Ferrari have the resources to succeed in Formula 1 but have been hampered by the way the team has been run in recent years, their design boss says.
James Allison, who joined in September, said Ferrari's designers needed to be given the space to be more creative.
"There is a wealth of talent at Ferrari, the experience and quality of the people on the technical side is a match for any team," said Allison.
He added that he expected progress from the team in the next few races.
"It is a question of giving them the encouragement to actually go off and do more unusual things and then have the time to look at them and know that if they fail it's OK because there's still time to put a back-up plan in place and for that to work," Allison said.
"Creativity and originality will only come if you set out to allow the engineers in your organisation the space and the time to do that.
"If you force them to operate with their back against the wall, up against deadlines that are very tight, then there is no time for them to think about how they might approach something differently."
Ferrari have suffered a tumultuous season so far, with an uncompetitive car and only one podium finish by Fernando Alonso in the first six races.
Their poor form led to the resignation of team principal Stefano Domenicali last month.
President Luca Di Montezemolo has said the team are to be restructured internally to allow the design office to work more efficiently.
Di Montezemolo and new team principal Marco Mattiacci have made it clear they will recruit more big names if they believe they will be of benefit.
Allison joined from Lotus in September, so had limited input into this year's car. He worked at Ferrari under former design bosses Ross Brawn and Rory Byrne through their dominant era in the early 2000s and won two titles with Alonso at Renault, which is now Lotus.
Allison said he believed Ferrari would make progress over the next few races, starting with a significant step in engine performance for the next race in Canada.
But he said: "We all - the big teams that is - have similar-sized facilities. It is very difficult to achieve a rate of improvement that is substantially different to the people we are fighting with."

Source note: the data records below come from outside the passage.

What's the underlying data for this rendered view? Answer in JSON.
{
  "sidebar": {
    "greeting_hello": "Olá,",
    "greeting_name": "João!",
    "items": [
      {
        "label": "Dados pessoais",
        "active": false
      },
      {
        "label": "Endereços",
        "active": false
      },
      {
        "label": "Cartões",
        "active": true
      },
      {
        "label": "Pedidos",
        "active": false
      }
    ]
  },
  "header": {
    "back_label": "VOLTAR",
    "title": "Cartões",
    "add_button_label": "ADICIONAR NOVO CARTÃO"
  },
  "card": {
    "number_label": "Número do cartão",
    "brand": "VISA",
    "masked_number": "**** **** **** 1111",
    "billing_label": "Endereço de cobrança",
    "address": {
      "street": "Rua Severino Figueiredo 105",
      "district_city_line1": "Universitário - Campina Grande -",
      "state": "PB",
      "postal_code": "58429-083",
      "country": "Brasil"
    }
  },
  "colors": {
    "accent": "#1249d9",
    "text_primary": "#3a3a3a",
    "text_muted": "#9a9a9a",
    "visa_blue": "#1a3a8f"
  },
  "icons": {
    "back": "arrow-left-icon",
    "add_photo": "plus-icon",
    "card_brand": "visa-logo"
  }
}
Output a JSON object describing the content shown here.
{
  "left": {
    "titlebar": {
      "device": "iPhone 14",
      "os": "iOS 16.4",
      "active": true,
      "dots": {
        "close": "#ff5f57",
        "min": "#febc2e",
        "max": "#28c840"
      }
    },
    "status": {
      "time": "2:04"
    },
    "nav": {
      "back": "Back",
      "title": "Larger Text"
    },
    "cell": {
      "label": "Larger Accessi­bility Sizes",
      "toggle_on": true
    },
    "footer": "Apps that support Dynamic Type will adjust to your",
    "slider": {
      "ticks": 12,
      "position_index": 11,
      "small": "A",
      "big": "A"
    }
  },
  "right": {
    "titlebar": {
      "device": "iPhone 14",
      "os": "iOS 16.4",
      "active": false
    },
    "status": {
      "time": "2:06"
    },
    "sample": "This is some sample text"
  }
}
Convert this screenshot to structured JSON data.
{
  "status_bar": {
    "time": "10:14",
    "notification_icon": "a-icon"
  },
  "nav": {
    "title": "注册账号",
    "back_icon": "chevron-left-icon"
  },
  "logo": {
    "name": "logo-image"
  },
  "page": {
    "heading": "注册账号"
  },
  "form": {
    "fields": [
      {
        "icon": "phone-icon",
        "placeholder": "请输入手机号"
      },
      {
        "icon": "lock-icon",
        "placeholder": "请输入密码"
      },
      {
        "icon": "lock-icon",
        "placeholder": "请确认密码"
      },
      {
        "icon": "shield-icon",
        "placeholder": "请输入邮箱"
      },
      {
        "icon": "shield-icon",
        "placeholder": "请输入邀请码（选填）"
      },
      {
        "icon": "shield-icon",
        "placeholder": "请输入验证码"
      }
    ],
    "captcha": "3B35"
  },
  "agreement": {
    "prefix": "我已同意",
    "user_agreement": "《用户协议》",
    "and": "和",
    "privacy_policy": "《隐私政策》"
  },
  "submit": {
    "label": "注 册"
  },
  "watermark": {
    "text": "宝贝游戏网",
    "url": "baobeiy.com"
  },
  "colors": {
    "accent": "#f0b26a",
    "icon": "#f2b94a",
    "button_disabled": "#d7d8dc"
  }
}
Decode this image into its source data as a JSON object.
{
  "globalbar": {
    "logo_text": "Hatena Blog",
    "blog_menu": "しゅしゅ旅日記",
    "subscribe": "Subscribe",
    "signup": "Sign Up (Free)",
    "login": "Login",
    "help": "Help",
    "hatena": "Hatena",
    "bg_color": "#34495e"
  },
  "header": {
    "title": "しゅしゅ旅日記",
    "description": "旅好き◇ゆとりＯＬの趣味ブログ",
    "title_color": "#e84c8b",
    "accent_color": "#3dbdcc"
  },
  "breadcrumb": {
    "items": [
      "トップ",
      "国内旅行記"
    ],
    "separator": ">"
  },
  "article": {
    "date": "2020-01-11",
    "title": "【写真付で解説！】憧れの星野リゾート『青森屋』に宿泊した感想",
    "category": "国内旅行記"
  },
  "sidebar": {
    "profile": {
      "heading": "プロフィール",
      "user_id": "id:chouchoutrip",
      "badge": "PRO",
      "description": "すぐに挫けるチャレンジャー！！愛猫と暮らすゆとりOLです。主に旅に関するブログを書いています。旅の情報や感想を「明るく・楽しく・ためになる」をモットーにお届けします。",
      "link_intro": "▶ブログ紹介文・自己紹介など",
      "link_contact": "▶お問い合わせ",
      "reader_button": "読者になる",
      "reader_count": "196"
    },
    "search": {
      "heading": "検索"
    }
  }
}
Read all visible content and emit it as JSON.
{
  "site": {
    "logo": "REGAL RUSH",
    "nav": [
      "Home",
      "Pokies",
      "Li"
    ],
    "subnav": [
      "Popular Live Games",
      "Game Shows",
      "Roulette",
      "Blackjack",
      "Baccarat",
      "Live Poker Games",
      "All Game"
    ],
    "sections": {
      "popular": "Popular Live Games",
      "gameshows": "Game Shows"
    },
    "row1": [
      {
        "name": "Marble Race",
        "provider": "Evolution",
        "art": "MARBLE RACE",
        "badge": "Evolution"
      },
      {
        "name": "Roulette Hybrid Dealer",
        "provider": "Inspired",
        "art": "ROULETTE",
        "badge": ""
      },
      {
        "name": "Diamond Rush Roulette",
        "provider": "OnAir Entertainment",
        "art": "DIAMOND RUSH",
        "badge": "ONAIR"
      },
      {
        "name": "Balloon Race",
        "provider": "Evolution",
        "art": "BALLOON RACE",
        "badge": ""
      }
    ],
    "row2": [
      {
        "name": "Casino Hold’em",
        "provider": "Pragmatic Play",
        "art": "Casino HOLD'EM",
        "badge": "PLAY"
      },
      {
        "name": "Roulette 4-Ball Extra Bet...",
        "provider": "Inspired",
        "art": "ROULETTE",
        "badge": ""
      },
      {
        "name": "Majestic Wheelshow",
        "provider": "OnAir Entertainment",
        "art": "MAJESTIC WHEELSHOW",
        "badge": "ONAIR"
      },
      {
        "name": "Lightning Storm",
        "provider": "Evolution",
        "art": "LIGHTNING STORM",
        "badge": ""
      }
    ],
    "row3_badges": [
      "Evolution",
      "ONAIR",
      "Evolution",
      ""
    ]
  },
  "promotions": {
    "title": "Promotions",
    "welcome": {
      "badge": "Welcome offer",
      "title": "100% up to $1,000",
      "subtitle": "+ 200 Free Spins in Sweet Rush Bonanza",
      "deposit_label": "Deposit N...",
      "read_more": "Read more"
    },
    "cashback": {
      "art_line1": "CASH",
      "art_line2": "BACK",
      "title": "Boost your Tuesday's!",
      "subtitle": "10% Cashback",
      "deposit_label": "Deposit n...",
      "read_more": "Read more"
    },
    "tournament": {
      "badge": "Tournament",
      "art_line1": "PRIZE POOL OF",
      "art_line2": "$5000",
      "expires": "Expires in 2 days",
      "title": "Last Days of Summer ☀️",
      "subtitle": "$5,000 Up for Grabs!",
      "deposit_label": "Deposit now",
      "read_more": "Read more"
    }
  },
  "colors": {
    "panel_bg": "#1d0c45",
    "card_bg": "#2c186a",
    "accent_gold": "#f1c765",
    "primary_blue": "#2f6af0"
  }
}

Ferrari have not produced a fully competitive car since 2008, although they took the drivers' championship to the final race of the season in both 2010 and 2012 with Alonso eventually losing out to Sebastian Vettel in the superior Red Bull.